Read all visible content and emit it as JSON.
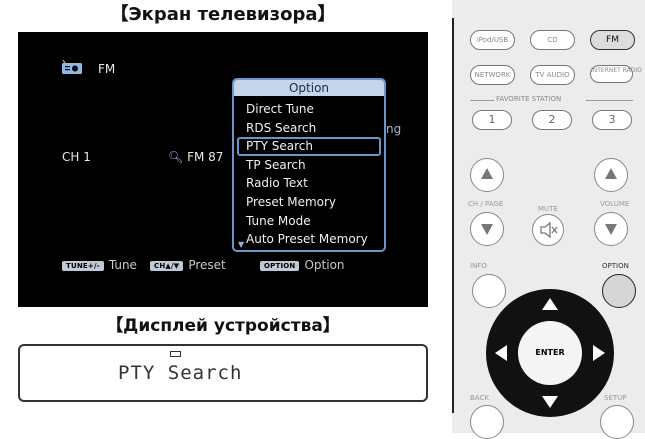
{
  "tv": {
    "title": "【Экран телевизора】",
    "source_label": "FM",
    "channel": "CH 1",
    "frequency": "FM 87",
    "overflow_text": "ng",
    "popup": {
      "title": "Option",
      "items": [
        "Direct Tune",
        "RDS Search",
        "PTY Search",
        "TP Search",
        "Radio Text",
        "Preset Memory",
        "Tune Mode",
        "Auto Preset Memory"
      ],
      "selected_index": 2
    },
    "footer": [
      {
        "key": "TUNE+/-",
        "label": "Tune"
      },
      {
        "key": "CH▲/▼",
        "label": "Preset"
      },
      {
        "key": "OPTION",
        "label": "Option"
      }
    ],
    "icon": "radio-icon",
    "icon_color": "#8fb8e6"
  },
  "device": {
    "title": "【Дисплей устройства】",
    "display_text": "PTY Search"
  },
  "remote": {
    "sources": [
      "iPod/USB",
      "CD",
      "FM",
      "NETWORK",
      "TV AUDIO",
      "INTERNET RADIO"
    ],
    "favorite_label": "FAVORITE STATION",
    "favorites": [
      "1",
      "2",
      "3"
    ],
    "ch_page_label": "CH / PAGE",
    "mute_label": "MUTE",
    "volume_label": "VOLUME",
    "info_label": "INFO",
    "option_label": "OPTION",
    "enter_label": "ENTER",
    "back_label": "BACK",
    "setup_label": "SETUP"
  }
}
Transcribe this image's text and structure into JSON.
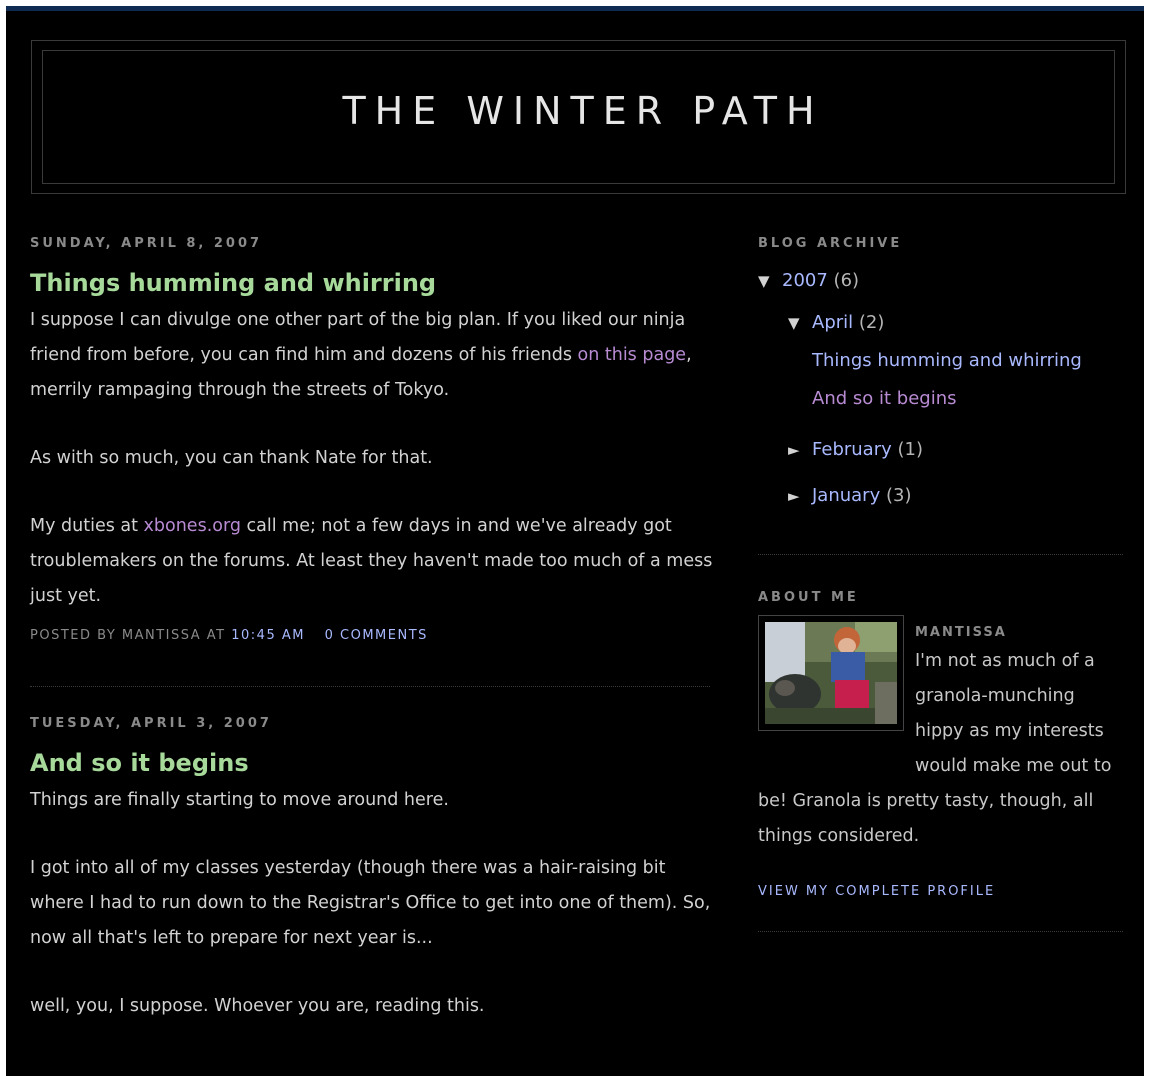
{
  "blog": {
    "title": "THE WINTER PATH"
  },
  "posts": [
    {
      "date": "SUNDAY, APRIL 8, 2007",
      "title": "Things humming and whirring",
      "p1_a": "I suppose I can divulge one other part of the big plan. If you liked our ninja friend from before, you can find him and dozens of his friends ",
      "p1_link": "on this page",
      "p1_b": ", merrily rampaging through the streets of Tokyo.",
      "p2": "As with so much, you can thank Nate for that.",
      "p3_a": "My duties at ",
      "p3_link": "xbones.org",
      "p3_b": " call me; not a few days in and we've already got troublemakers on the forums. At least they haven't made too much of a mess just yet.",
      "footer_posted_by": "POSTED BY MANTISSA AT",
      "footer_time": "10:45 AM",
      "footer_comments": "0 COMMENTS"
    },
    {
      "date": "TUESDAY, APRIL 3, 2007",
      "title": "And so it begins",
      "p1": "Things are finally starting to move around here.",
      "p2": "I got into all of my classes yesterday (though there was a hair-raising bit where I had to run down to the Registrar's Office to get into one of them). So, now all that's left to prepare for next year is...",
      "p3": "well, you, I suppose. Whoever you are, reading this."
    }
  ],
  "sidebar": {
    "archive_heading": "BLOG ARCHIVE",
    "year": {
      "label": "2007",
      "count": "(6)",
      "arrow": "▼"
    },
    "april": {
      "label": "April",
      "count": "(2)",
      "arrow": "▼"
    },
    "april_posts": [
      "Things humming and whirring",
      "And so it begins"
    ],
    "february": {
      "label": "February",
      "count": "(1)",
      "arrow": "►"
    },
    "january": {
      "label": "January",
      "count": "(3)",
      "arrow": "►"
    },
    "about_heading": "ABOUT ME",
    "profile_name": "MANTISSA",
    "profile_text": "I'm not as much of a granola-munching hippy as my interests would make me out to be! Granola is pretty tasty, though, all things considered.",
    "view_profile": "VIEW MY COMPLETE PROFILE"
  },
  "colors": {
    "background": "#000000",
    "title_green": "#a6d99a",
    "link_blue": "#a9b9ff",
    "link_purple": "#b88bd3",
    "text": "#d2d2d2",
    "muted": "#8a8a8a"
  }
}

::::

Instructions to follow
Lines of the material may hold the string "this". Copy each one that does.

Response to the task
Transcribe this image's text and structure into JSON.
      "p1_link": "on this page",
      "p3": "well, you, I suppose. Whoever you are, reading this."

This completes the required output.